The Old Man
Ishaara sat before the lake. She had no shoes. Her toes nervously scrunched the sand between them as she steadied her fishing pole. Her hard glare rested on the water’s surface for a while, but something was distracting her. What was that noise? It tapped lightly against her eardrums from some far-off point. Above her? Behind? Perhaps not. She couldn’t tell.
She glared harder at the lake, trying to focus. Why was she staring? The pole had moved, hadn’t it? In the lake, something had pulled it. The lake was empty, though. There were no fish. Were there? She remembered that once there was.
The noise tapped a little louder. Once there was. She thought. Was there? Was there fish? Where? Where was there fish…
Her toes scrunched more sand as she absently dropped her fishing pole to rub her eyes. Where was there a fish… She finished rubbing her eyes, and rested her hands behind her, in the sand. She leaned back, holding herself up as her hands sunk into the warm, wet sand. She looked up to the sky, and saw no stars. There was only blackness.
The noise tapped louder, tapping against her skull now, ever so softly. It was getting harder to hold a thought. What is that noise? Where am I?
A cold drop of water tapped her nose. A drop of rain? The raindrops hit the sand around her, in time with the tapping. She shook her head and looked back to the lake, but the fishing pole was gone. The fish… how will I catch it now? She felt fear, sadness. Tears welled in her eyes, and she couldn’t think of why. Her gaze fell to the sand, and she remembered.
He… he found a worm in the sand and caught the fish…
Her heart beat faster, becoming one with the rhythmic tapping of the rain. It pounded against the inside of her chest, pained with each thud. The noise danced within it, beating against her skull with every raindrop.
Why? Why has he done this to me? She wept.
She felt soft wriggling against her hands, and she jumped up, her heart jolting.
The rain fell faster. Her hands were covered in blood. Small punctures riddled her skin all the way up to her elbows. Tiny worms wriggled out here and there, squirming in and out of the punctures. She could feel them swimming underneath her skin.
“No! God, No!” Thunder cracked, and the deluge continued as the rhythmic noise pounded against her mind. The worms! Gabriel found them. Gabriel, no! She closed her eyes and shook her arms violently and ran. She screamed, and the rain stopped.
She opened her eyes, and she looked down to her arms. They were clean. Weren’t they always clean?
She glared at her arms as if they were lying to her. She looked them up and down. All around, but she couldn’t remember what she was looking for.
She sat down at the nearest pew, and began to pray.
Chrom, please… please help me remember.
She looked up at the statue of Him, His hand outstretched, and wished that he would take her away.
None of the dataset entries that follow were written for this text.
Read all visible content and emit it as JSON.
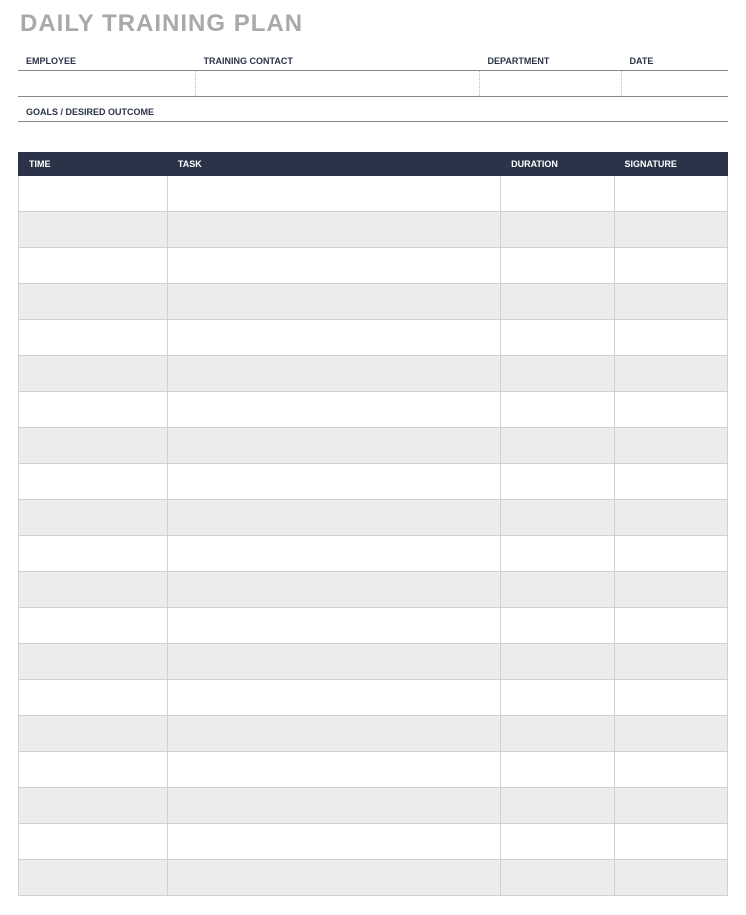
{
  "title": "DAILY TRAINING PLAN",
  "info": {
    "employee_label": "EMPLOYEE",
    "contact_label": "TRAINING CONTACT",
    "department_label": "DEPARTMENT",
    "date_label": "DATE",
    "employee_value": "",
    "contact_value": "",
    "department_value": "",
    "date_value": "",
    "goals_label": "GOALS / DESIRED OUTCOME",
    "goals_value": ""
  },
  "schedule": {
    "headers": {
      "time": "TIME",
      "task": "TASK",
      "duration": "DURATION",
      "signature": "SIGNATURE"
    },
    "rows": [
      {
        "time": "",
        "task": "",
        "duration": "",
        "signature": ""
      },
      {
        "time": "",
        "task": "",
        "duration": "",
        "signature": ""
      },
      {
        "time": "",
        "task": "",
        "duration": "",
        "signature": ""
      },
      {
        "time": "",
        "task": "",
        "duration": "",
        "signature": ""
      },
      {
        "time": "",
        "task": "",
        "duration": "",
        "signature": ""
      },
      {
        "time": "",
        "task": "",
        "duration": "",
        "signature": ""
      },
      {
        "time": "",
        "task": "",
        "duration": "",
        "signature": ""
      },
      {
        "time": "",
        "task": "",
        "duration": "",
        "signature": ""
      },
      {
        "time": "",
        "task": "",
        "duration": "",
        "signature": ""
      },
      {
        "time": "",
        "task": "",
        "duration": "",
        "signature": ""
      },
      {
        "time": "",
        "task": "",
        "duration": "",
        "signature": ""
      },
      {
        "time": "",
        "task": "",
        "duration": "",
        "signature": ""
      },
      {
        "time": "",
        "task": "",
        "duration": "",
        "signature": ""
      },
      {
        "time": "",
        "task": "",
        "duration": "",
        "signature": ""
      },
      {
        "time": "",
        "task": "",
        "duration": "",
        "signature": ""
      },
      {
        "time": "",
        "task": "",
        "duration": "",
        "signature": ""
      },
      {
        "time": "",
        "task": "",
        "duration": "",
        "signature": ""
      },
      {
        "time": "",
        "task": "",
        "duration": "",
        "signature": ""
      },
      {
        "time": "",
        "task": "",
        "duration": "",
        "signature": ""
      },
      {
        "time": "",
        "task": "",
        "duration": "",
        "signature": ""
      }
    ]
  }
}
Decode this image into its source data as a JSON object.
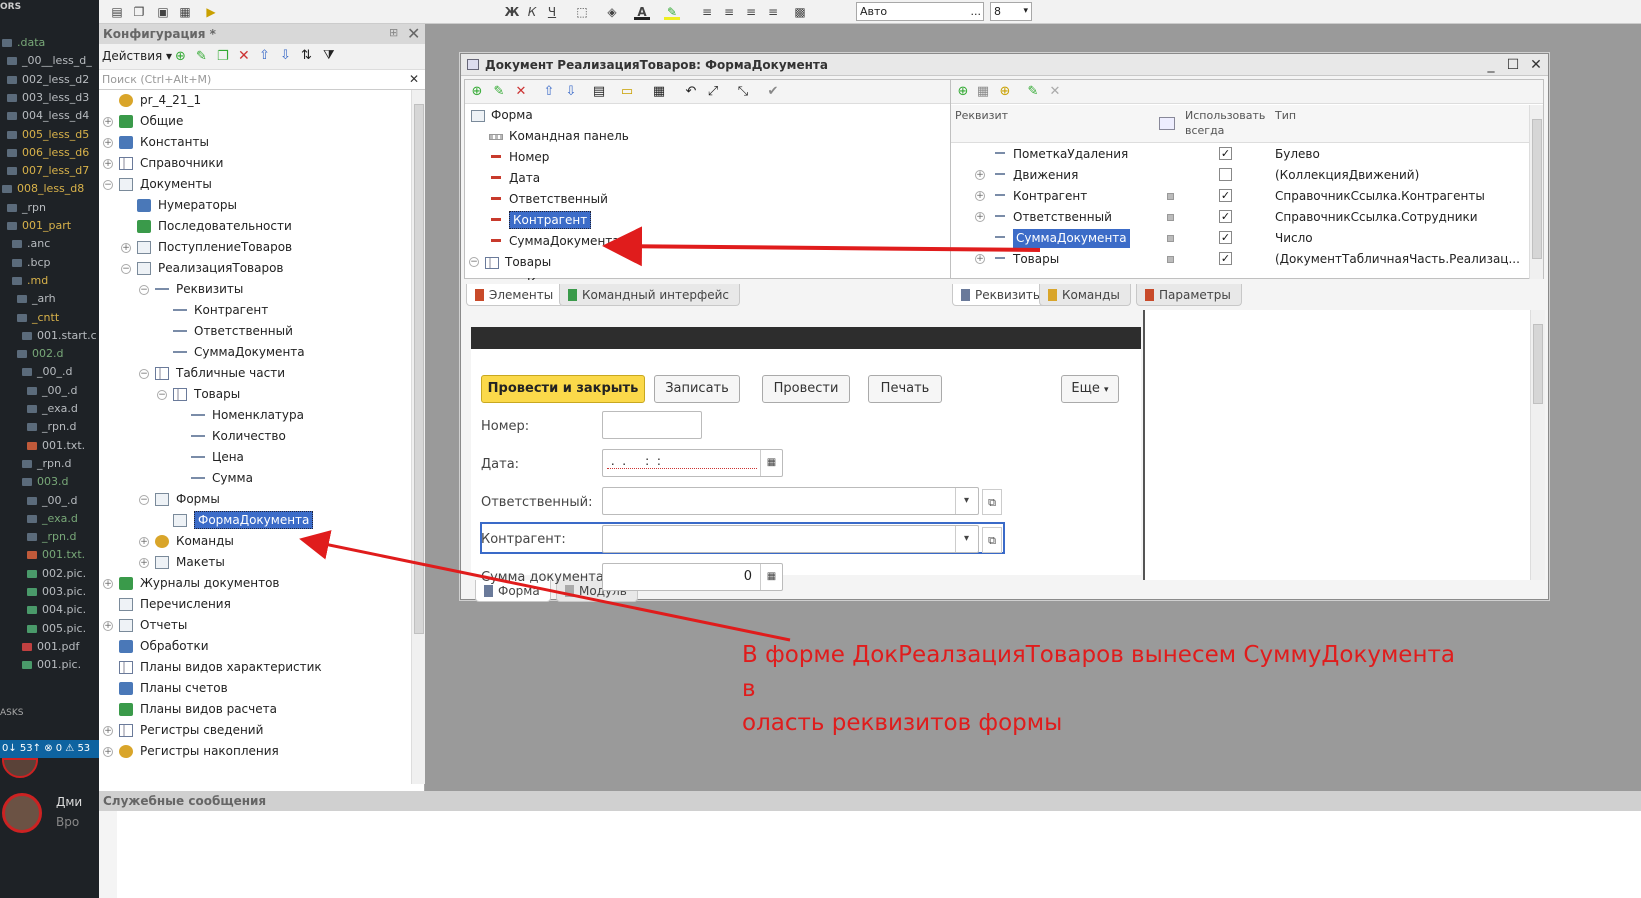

Anywhere. Somewhere… She had a home before. Some time… some time ago she had a home.
Her brow scrunched, and she focused every fiber of her being. She needed to remember why she was here. Whoever she was, she needed to remember. Chrom will help her, if she has faith.
Chrom. She was a priestess. She was a bride of Chrom. That was it.
The noise began tapping at her mind again and she began to cry softly, her head held in her hands.
No! No, I will remember! Damn you.
Damn who? The man. The evil man. The… He…
She looked up again at the statue of Gabriel. Gabriel! She felt guilt and dread wash over her, as one guilty and with the hangman at the door, pounding.
Pounding against her mind. Her head quaked in pain and she shook it, rubbing her eyes again. When her gaze lifted the room was as black as the starless sky. The statue of Gabriel was gone, replaced with Chrom, whose gaze was pinned on her. Her heart beat faster, and her mind pounded along with it.
Chrom’s eyes began to burn, and his skin began to lift off of his body, revealing the bloody organs beneath. Chrom’s heart beat as fast as hers.
Or was it…
It was her heart within Chrom. It was being devoured by the worms. She could feel them inside her, tearing at her heart, both within her chest and within Chrom’s. She fell, clutching at her chest and quaking in pain, but nothing was below to catch her. She opened her mouth to scream, but she could not make a sound.
She fell for an eternity, holding her chest.
No… She fell, and she knew the arms of Chrom would not catch her.
Her eyes opened, and she stood in the temple again. She stared at Chrom, and he stared back. His eyes were golden orbs.
He left me here. Where… Where did he leave me…?
She focused her mind. The noise tapped against it, but she ignored it.
The old man…
The noise tapped her mind in response.